"Yes, there have been situations where overzealous OSHA inspectors have said someone needs an MSDS when they don't and a citation is issued, but they are extremely rare, given the tens of thousands of inspections we do."
I checked back with the businessman who had given me the MSDS, and I realized that I had goofed. From what he had said originally, I had assumed that he had received the MSDS from OSHA.
But it turned out he hadn't. Instead, he had been browsing through a university database that contains a voluminous listing of MSDS documents. And he had come across the one for water. So he got a copy of it and decided to pass it along to me.
"So I've been duped by a spoof," I said.
"No," he said, "I know an MSDS when I see one, and this one is legitimate."
So I started trying to track down the source of the water MSDS. But before I finished, there was another call from the OSHA spokesperson.
"Yes, the MSDS for water does exist. A company in New Jersey did an MSDS for every substance under the sun.
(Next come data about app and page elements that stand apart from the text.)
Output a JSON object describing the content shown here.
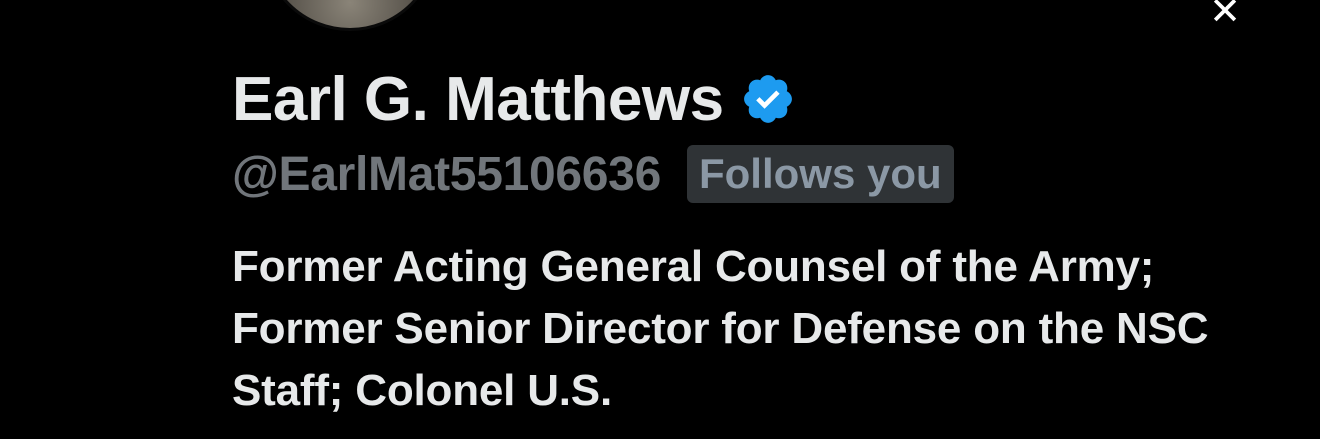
{
  "profile": {
    "display_name": "Earl G. Matthews",
    "handle": "@EarlMat55106636",
    "follows_badge": "Follows you",
    "verified": true,
    "bio": "Former Acting General Counsel of the Army; Former Senior Director for Defense on the NSC Staff; Colonel U.S."
  },
  "icons": {
    "close": "close-icon",
    "verified": "verified-badge-icon",
    "avatar": "profile-avatar"
  },
  "colors": {
    "background": "#000000",
    "text_primary": "#e7e9ea",
    "text_secondary": "#71767b",
    "verified_blue": "#1d9bf0",
    "badge_background": "#2f3336"
  }
}
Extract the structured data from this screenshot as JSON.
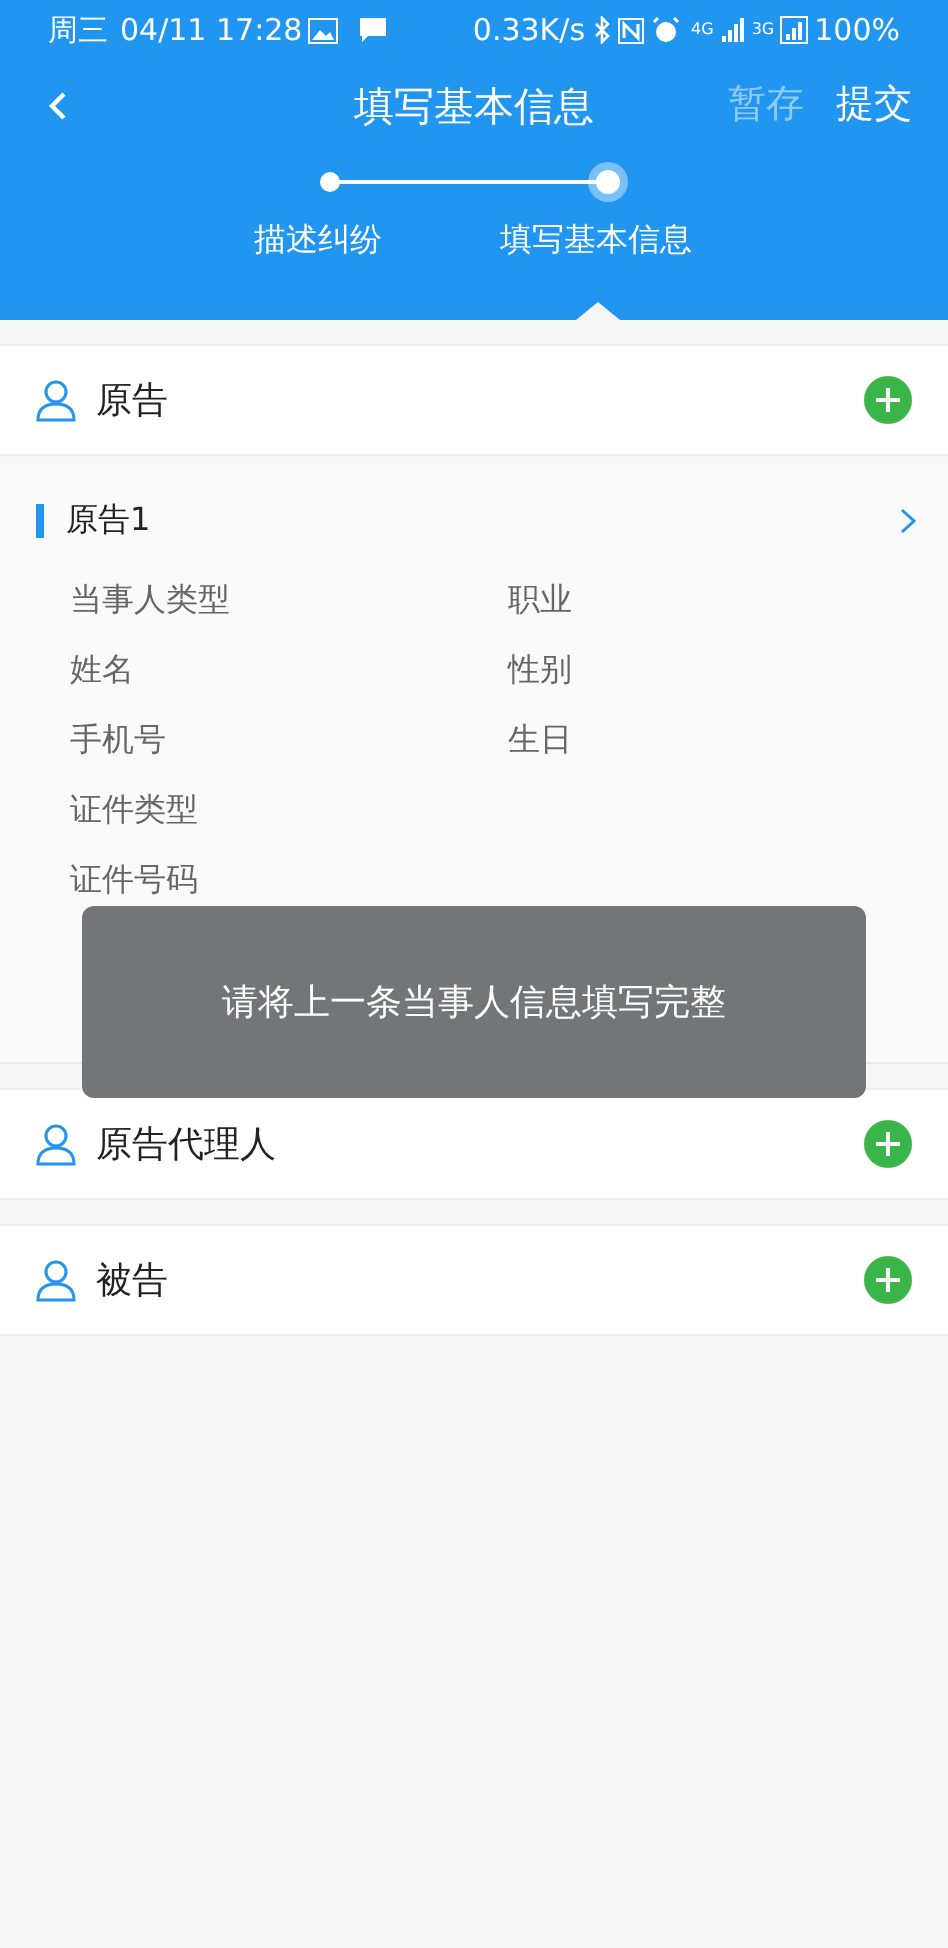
{
  "status_bar": {
    "day": "周三",
    "datetime": "04/11 17:28",
    "speed": "0.33K/s",
    "net_4g": "4G",
    "net_3g": "3G",
    "battery": "100%"
  },
  "header": {
    "title": "填写基本信息",
    "actions": [
      {
        "label": "暂存",
        "disabled": true
      },
      {
        "label": "提交",
        "disabled": false
      }
    ]
  },
  "steps": [
    {
      "label": "描述纠纷",
      "selected": false
    },
    {
      "label": "填写基本信息",
      "selected": true
    }
  ],
  "sections": [
    {
      "kind": "group",
      "title": "原告"
    },
    {
      "kind": "detail",
      "title": "原告1",
      "fields": [
        [
          "当事人类型",
          "职业"
        ],
        [
          "姓名",
          "性别"
        ],
        [
          "手机号",
          "生日"
        ],
        [
          "证件类型"
        ],
        [
          "证件号码"
        ]
      ]
    },
    {
      "kind": "group",
      "title": "原告代理人"
    },
    {
      "kind": "group",
      "title": "被告"
    }
  ],
  "toast": "请将上一条当事人信息填写完整"
}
We aren't the people who devised it. A lot of consultants advise companies on making MSDS's, telling them they need them for everything known to man. They make a lot of money doing that."
Then the spokesperson said that as a result of my column, some congressmen had just introduced a whimsical amendment withholding funds for any MSDS's on water, and the spokesperson bemoaned the anti-bureaucratic raps that OSHA endures.
"When this Congress started out, they were saying all sorts of things, like we killed the tooth fairy because we wouldn't let dentists give patients back their extracted teeth. Or that we think sand is poison. Or that we think chalk is poison. It has been endless.
"The standard that OSHA has is that if someone works with hazardous material, he has the right to know what is in it and the potential side effects. I talked about the consultants, but society is so lawsuit happy that manufacturers include (the MSDS's) with all substances to protect themselves.
"I've heard of MSDS's for bricks and that OSHA thought bricks and sand were poison and that we required them for lumber.
"Lumber in another form can be hazardous--wood dust can be hazardous if you breathe it. If you use sand for blasting, it becomes so fine that it can cause silicosis, which is cancer. But they said we think beaches are hazardous.
"It's a question of which criticism OSHA deserves and what we don't deserve."
Which is only fair, and in this case, OSHA didn't deserve the criticism and I apologize for my carelessness.
As for the water MSDS, a spokesman for the New Jersey firm that created it said:
"We're not the only company that has one of these on file. No, OSHA doesn't require an MSDS for water. But some customers want everything coming into their plants to have an MSDS. They want every last thing documented. "To meet that requirement, we make the MSDS, and we developed an MSDS for water.
"It gets to be a point where you say, `If that's what you want as a customer, we will do it for you.' "
So although OSHA wasn't at fault, the fact that some businesses actually pay consultants to create documents on the uses of water just shows how nervous the government and its regulations have made them.
Oh, well, I guess it creates employment. If you are a consultant.
Keywords: FEDERAL AGENCY WATER HAZARDOUS ANECDOTE
Document ID: S6116002